It’s not just the owners and the players. It’s their fight, but in the end they are far from the only ones getting hurt by an extended lockout.
For example, lets talk about the companies that own the arenas where NBA teams play their games — those companies could lose $1 billion if the lockout costs the entire season, Bloomberg reports.
Stuck in the middle are arena operators who have blacked- out exhibition, regular-season and playoff dates for their NBA tenants. Because securing big-name talent like Lady Gaga and Jay-Z requires so much lead time, it would be “impossible” to replace each team’s 40-plus basketball dates with other events, said John Wentzell, president of TD Garden in Boston, home of basketball’s Celtics and hockey’s Bruins, who own the building.
“As much as we would like to have the ability to repurpose those dates, it’s just impossible,” Wentzell said in a telephone interview. “I don’t think anyone would attempt to spin this — that it’s not a painful hit to their business.”
It’s more than just the regular season dates — arenas are required to keep open dates into the spring for potential playoff games.
In some cases, the owner of the team also owns the building (Mark Cuban with the Mavericks, Madison Square Garden Company with the Knicks) but in other cases the ownership is a separate entity.
Still, even with the losses, those corporations will get by.

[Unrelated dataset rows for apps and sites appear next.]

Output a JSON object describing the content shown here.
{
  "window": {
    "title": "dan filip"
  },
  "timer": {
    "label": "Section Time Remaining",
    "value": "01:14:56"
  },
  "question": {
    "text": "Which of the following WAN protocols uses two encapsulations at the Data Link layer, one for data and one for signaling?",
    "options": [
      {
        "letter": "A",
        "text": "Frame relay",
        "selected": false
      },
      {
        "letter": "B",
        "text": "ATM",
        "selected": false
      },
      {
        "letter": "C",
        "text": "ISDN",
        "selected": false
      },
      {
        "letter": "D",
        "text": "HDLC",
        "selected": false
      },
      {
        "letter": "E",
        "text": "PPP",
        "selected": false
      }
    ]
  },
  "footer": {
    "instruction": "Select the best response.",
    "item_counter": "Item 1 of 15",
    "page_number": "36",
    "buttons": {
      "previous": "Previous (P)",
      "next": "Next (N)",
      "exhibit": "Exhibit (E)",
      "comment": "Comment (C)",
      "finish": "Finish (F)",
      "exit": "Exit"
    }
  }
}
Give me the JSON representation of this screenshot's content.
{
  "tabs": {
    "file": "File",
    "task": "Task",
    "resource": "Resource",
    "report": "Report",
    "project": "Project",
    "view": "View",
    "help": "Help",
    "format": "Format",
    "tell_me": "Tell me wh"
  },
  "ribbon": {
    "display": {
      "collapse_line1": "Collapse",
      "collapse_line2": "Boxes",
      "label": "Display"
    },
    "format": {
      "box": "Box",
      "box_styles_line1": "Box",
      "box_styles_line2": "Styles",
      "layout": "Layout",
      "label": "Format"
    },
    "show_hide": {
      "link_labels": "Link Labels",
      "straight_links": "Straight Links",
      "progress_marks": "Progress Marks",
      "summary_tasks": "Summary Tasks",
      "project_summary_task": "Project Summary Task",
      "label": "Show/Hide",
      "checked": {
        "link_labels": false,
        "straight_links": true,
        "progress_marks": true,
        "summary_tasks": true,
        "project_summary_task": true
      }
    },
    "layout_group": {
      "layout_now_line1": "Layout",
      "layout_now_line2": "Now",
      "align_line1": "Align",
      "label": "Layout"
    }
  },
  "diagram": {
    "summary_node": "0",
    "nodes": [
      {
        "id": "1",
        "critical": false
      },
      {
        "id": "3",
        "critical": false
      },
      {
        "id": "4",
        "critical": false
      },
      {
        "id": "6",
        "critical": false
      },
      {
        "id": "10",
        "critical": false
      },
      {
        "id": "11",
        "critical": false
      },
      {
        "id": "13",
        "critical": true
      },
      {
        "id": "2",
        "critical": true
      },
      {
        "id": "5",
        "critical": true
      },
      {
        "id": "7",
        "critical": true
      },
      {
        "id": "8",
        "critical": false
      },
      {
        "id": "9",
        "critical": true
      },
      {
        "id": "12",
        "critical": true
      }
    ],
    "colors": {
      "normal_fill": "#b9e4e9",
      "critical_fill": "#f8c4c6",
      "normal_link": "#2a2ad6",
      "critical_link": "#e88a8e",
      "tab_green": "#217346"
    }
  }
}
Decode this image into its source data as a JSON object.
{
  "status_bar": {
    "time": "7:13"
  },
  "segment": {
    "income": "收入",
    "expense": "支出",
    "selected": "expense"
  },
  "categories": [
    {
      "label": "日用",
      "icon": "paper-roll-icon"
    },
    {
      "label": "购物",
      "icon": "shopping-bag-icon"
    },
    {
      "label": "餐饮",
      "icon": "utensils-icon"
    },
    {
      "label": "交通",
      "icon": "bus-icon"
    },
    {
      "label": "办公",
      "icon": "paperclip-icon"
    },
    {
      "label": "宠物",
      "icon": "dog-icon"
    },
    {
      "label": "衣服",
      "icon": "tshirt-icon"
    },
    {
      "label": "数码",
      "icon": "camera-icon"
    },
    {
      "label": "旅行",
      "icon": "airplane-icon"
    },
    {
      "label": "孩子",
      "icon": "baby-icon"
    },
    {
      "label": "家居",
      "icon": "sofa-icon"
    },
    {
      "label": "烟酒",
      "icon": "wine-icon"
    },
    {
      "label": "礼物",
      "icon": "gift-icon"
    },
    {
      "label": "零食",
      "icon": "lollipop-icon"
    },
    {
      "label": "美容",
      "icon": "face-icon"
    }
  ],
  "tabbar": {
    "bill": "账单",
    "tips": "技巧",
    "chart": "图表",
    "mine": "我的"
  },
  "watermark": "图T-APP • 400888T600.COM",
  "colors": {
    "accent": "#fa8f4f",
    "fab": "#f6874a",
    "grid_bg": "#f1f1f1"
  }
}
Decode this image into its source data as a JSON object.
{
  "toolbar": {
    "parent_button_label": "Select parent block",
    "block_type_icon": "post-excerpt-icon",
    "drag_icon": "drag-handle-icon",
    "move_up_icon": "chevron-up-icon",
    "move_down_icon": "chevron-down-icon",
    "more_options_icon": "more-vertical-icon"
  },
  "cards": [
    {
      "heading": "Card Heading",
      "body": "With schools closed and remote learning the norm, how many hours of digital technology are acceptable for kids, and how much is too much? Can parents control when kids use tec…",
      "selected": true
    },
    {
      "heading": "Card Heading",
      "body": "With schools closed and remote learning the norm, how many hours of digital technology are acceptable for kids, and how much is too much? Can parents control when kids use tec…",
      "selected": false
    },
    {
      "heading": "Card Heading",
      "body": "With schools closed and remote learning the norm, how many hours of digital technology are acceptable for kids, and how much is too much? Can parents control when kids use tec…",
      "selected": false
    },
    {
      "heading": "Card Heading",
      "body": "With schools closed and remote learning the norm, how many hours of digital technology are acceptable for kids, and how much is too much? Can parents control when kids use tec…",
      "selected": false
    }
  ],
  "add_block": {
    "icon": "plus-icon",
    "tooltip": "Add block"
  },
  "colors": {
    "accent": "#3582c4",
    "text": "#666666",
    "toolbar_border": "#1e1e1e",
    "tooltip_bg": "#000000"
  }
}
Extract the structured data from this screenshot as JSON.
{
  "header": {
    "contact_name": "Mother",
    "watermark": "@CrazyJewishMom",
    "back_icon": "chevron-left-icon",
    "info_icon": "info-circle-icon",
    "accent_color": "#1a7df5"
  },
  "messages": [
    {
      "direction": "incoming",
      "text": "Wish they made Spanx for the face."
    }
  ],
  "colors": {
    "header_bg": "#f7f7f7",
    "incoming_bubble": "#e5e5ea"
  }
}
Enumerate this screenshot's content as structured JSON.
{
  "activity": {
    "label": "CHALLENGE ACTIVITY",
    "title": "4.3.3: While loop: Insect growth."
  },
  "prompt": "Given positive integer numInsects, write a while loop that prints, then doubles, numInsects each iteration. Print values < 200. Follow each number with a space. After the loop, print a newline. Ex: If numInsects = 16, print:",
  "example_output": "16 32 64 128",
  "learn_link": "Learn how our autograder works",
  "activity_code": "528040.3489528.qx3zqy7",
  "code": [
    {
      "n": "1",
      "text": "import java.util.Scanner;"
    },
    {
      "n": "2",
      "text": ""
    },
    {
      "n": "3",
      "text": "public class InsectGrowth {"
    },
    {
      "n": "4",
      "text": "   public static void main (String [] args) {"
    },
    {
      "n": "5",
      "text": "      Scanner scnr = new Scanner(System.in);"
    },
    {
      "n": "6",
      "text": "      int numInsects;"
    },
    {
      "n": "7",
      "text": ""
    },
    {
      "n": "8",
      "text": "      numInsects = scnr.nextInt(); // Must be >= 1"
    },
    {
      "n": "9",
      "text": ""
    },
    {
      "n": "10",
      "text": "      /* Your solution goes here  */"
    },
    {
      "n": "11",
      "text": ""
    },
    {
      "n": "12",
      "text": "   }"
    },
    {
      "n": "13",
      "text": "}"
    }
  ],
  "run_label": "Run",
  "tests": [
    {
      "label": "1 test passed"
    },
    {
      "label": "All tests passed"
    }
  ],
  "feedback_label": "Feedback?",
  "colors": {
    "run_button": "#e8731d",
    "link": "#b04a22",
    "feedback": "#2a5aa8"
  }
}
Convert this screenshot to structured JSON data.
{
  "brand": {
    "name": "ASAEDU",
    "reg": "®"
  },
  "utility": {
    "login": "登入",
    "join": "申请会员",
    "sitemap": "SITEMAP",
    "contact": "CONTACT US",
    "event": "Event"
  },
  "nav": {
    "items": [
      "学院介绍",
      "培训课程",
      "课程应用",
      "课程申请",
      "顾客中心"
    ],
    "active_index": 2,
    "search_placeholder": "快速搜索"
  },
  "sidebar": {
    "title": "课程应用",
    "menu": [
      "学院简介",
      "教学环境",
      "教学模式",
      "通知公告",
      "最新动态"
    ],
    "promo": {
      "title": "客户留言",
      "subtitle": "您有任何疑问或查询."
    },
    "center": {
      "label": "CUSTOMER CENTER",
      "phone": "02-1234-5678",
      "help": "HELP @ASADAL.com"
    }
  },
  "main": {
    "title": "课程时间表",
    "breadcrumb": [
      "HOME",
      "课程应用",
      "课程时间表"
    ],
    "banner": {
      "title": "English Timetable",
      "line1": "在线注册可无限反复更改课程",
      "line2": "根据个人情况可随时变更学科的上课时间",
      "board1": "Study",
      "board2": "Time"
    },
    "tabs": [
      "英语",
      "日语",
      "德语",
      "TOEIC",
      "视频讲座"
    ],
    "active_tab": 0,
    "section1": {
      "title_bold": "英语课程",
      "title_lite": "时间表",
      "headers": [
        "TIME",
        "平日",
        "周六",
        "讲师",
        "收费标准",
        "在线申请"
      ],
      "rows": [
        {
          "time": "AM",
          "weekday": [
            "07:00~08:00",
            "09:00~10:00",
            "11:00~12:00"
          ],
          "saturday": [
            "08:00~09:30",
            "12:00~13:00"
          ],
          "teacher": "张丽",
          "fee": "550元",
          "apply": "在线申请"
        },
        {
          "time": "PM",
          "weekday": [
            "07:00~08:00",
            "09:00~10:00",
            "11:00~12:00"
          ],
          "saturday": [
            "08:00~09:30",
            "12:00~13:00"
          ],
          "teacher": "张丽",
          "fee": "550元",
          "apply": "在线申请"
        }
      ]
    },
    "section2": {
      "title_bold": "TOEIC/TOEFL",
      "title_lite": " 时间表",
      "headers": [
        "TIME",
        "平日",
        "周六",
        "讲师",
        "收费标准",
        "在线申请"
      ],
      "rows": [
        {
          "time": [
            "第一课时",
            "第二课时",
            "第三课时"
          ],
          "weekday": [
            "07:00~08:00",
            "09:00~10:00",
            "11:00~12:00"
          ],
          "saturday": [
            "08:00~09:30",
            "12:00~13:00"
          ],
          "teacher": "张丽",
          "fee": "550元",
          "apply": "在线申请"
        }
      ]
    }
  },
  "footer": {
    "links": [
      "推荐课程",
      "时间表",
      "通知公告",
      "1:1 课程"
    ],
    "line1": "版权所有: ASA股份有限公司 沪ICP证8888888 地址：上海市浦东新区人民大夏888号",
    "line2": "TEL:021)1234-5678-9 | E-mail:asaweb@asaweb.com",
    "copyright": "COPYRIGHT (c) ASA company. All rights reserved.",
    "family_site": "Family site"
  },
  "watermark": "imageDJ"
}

Who really gets hurt are the people making minimum wage to serve the hot dogs, pour the beer, take your tickets, sell you that Ricky Rubio jersey and then clean up after you leave. Those are the people least able to afford 41 nights or more where the building is dark because the owners and players can’t figure out how to divide up the money the fans give them. Those are the people who are going to have to make serious cutbacks in their lives — their children are not going to have a good Christmas — because some very wealthy owners and players can’t figure out their differences.